Fifty years ago this summer, thousands of college students from around the country -- and from all backgrounds -- volunteered to travel to Mississippi for Freedom Summer, a campaign that sought to register African Americans to vote. Three of those student volunteers were murdered (the 1988 film Mississippi Burning is loosely based on their story) for their advocacy on behalf of disenfranchised African Americans. Those three -- and the thousands who survived Freedom Summer -- changed the world because they chose to "reach down and touch the pain," as folk singer Iris Dement puts it in her 2004 classic "He Reached Down."
Every year, South Coastal Counties Legal Services in Massachusetts helps to place approximately 25 AmeriCorps Legal Fellows in civil legal aid programs across the state. Some are recent college graduates, but a considerable number, especially in recent years, are law school graduates and licensed attorneys. The latest class of AmericCorps Legal Fellows just completed their service.
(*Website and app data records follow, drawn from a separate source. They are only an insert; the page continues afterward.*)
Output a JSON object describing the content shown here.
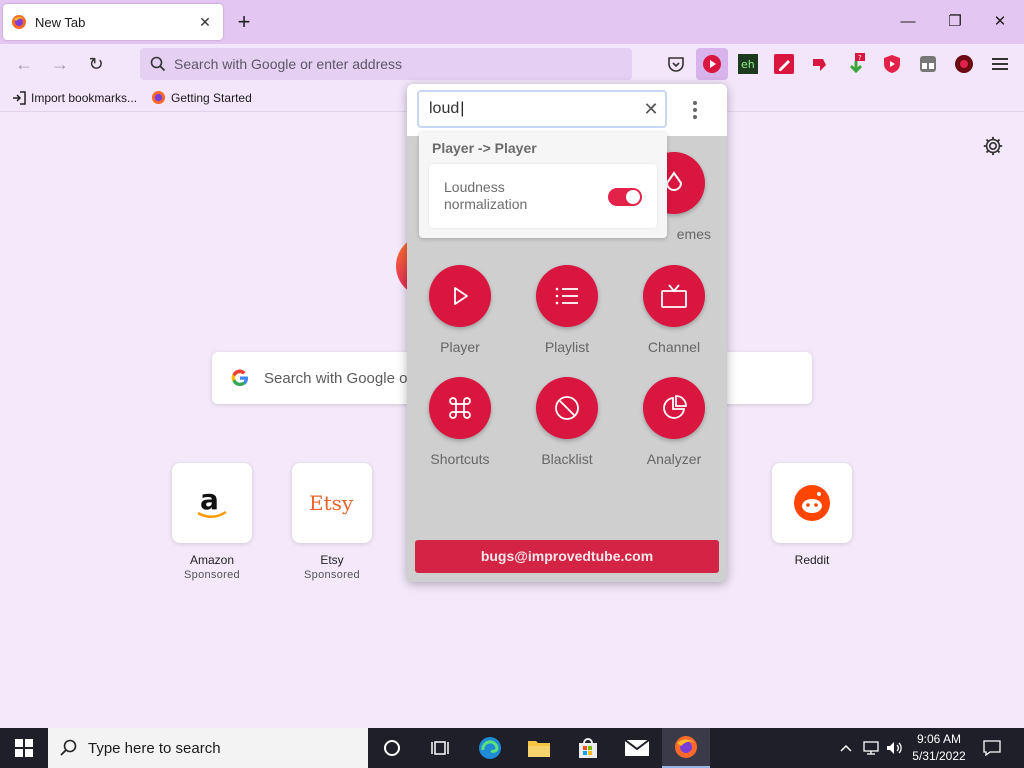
{
  "browser": {
    "tab": {
      "title": "New Tab"
    },
    "url_placeholder": "Search with Google or enter address",
    "bookmarks": [
      {
        "label": "Import bookmarks..."
      },
      {
        "label": "Getting Started"
      }
    ],
    "extensions": [
      "pocket-icon",
      "improvedtube-icon",
      "eh-icon",
      "pencil-icon",
      "thumb-icon",
      "download-icon",
      "shield-icon",
      "scissor-icon",
      "record-icon",
      "menu-icon"
    ]
  },
  "newtab": {
    "search_placeholder": "Search with Google o",
    "tiles": [
      {
        "name": "Amazon",
        "sub": "Sponsored"
      },
      {
        "name": "Etsy",
        "sub": "Sponsored"
      },
      {
        "name": "Reddit",
        "sub": ""
      }
    ]
  },
  "popup": {
    "search_value": "loud",
    "result": {
      "section": "Player -> Player",
      "option_label": "Loudness normalization",
      "toggle_on": true
    },
    "partial_label": "emes",
    "buttons": [
      {
        "label": "Player",
        "icon": "play-icon"
      },
      {
        "label": "Playlist",
        "icon": "list-icon"
      },
      {
        "label": "Channel",
        "icon": "tv-icon"
      },
      {
        "label": "Shortcuts",
        "icon": "command-icon"
      },
      {
        "label": "Blacklist",
        "icon": "block-icon"
      },
      {
        "label": "Analyzer",
        "icon": "pie-icon"
      }
    ],
    "footer": "bugs@improvedtube.com",
    "accent": "#d8163f"
  },
  "taskbar": {
    "search_text": "Type here to search",
    "time": "9:06 AM",
    "date": "5/31/2022"
  }
}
Like the Freedom Summer volunteers, each of these AmericCorps fellows chose to "touch the pain" in the lives of those who need legal assistance. That choice and that experience has changed their lives -- and will continue to do so -- in myriad ways. The fellows now know something of what it is like to be poor in the richest country in the world. They know something about what it's like to have a son or daughter who is denied a decent education because others made assumptions about the child's abilities based on the color of the child's skin or the first language of the parents. They know that some families seek shelter in their cars on freezing nights in February because it is their best option to stay safe. Though many Fellows were deeply moved and saddened by these injustices, there is no question that their lives have been changed because they have "touched the pain."
Increasingly, fewer and fewer people "touch the pain" of those who are different from themselves, and our society is the worse for it. The opposition to sheltering unaccompanied children fleeing to the US from violence-plagued Central American countries is one recent example. A recent Boston Globe poll about a proposed plan to house migrant children in Massachusetts found that while 50 percent of voters support housing the children on a short term basis, 43 percent believed that the children should be deported following judicial hearings. Just 39 percent said that the children should be allowed to stay when the legal process concluded.
The decision to make the effort to reach out to those with different backgrounds and life experiences, while difficult at times, brings great benefits. Writing in the Washington Post earlier in July, Gregory Rodriguez, the founder and publisher of Zócalo Public Square, observed that "diversity makes us smarter:"
Diversity, however, requires second thoughts. When the consensus is challenged in a homogenous place by the presence of new people, things get interesting. The familiar signs and symbols that undergird our implicit understanding of the world can change in meaning. The presence of conflicting worldviews causes confusion, uncertainty, and alienation for holdovers and newcomers alike. These feelings can either cause people to draw back into themselves--or force them to articulate and justify themselves to those who don't share their view of the world. Or both.
I have no doubt the AmeriCorps Legal Fellows will continue to engage with those who share a different worldview and, most important, will continue to "reach out and touch the pain." In doing so, they are slowly chipping away at inequality and expanding justice for all.